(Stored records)
= Beginning of Section =

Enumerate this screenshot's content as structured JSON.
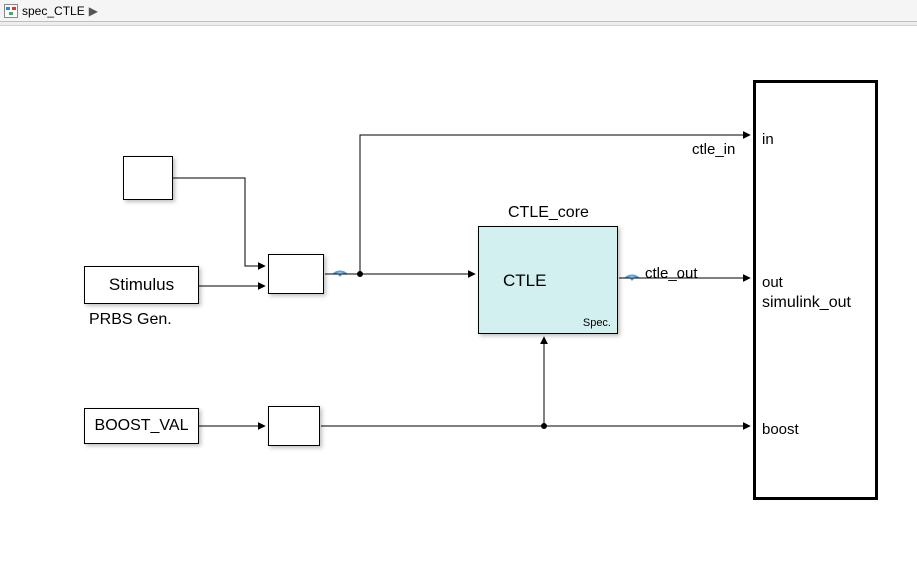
{
  "toolbar": {
    "model_name": "spec_CTLE",
    "breadcrumb_sep": "▶"
  },
  "blocks": {
    "step_source": {},
    "stimulus": {
      "label": "Stimulus",
      "caption": "PRBS Gen."
    },
    "boost_val": {
      "label": "BOOST_VAL"
    },
    "switch": {},
    "bus_creator": {},
    "ctle_core": {
      "title": "CTLE_core",
      "inside_label": "CTLE",
      "spec_label": "Spec."
    },
    "outport": {
      "name": "simulink_out",
      "ports": {
        "in": "in",
        "out": "out",
        "boost": "boost"
      }
    }
  },
  "signals": {
    "ctle_in": "ctle_in",
    "ctle_out": "ctle_out"
  }
}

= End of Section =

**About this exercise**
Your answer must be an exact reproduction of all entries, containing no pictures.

**Solution to this task**
Enumerate this screenshot's content as structured JSON.
{
  "toolbar": {
    "model_name": "spec_CTLE",
    "breadcrumb_sep": "▶"
  },
  "blocks": {
    "step_source": {},
    "stimulus": {
      "label": "Stimulus",
      "caption": "PRBS Gen."
    },
    "boost_val": {
      "label": "BOOST_VAL"
    },
    "switch": {},
    "bus_creator": {},
    "ctle_core": {
      "title": "CTLE_core",
      "inside_label": "CTLE",
      "spec_label": "Spec."
    },
    "outport": {
      "name": "simulink_out",
      "ports": {
        "in": "in",
        "out": "out",
        "boost": "boost"
      }
    }
  },
  "signals": {
    "ctle_in": "ctle_in",
    "ctle_out": "ctle_out"
  }
}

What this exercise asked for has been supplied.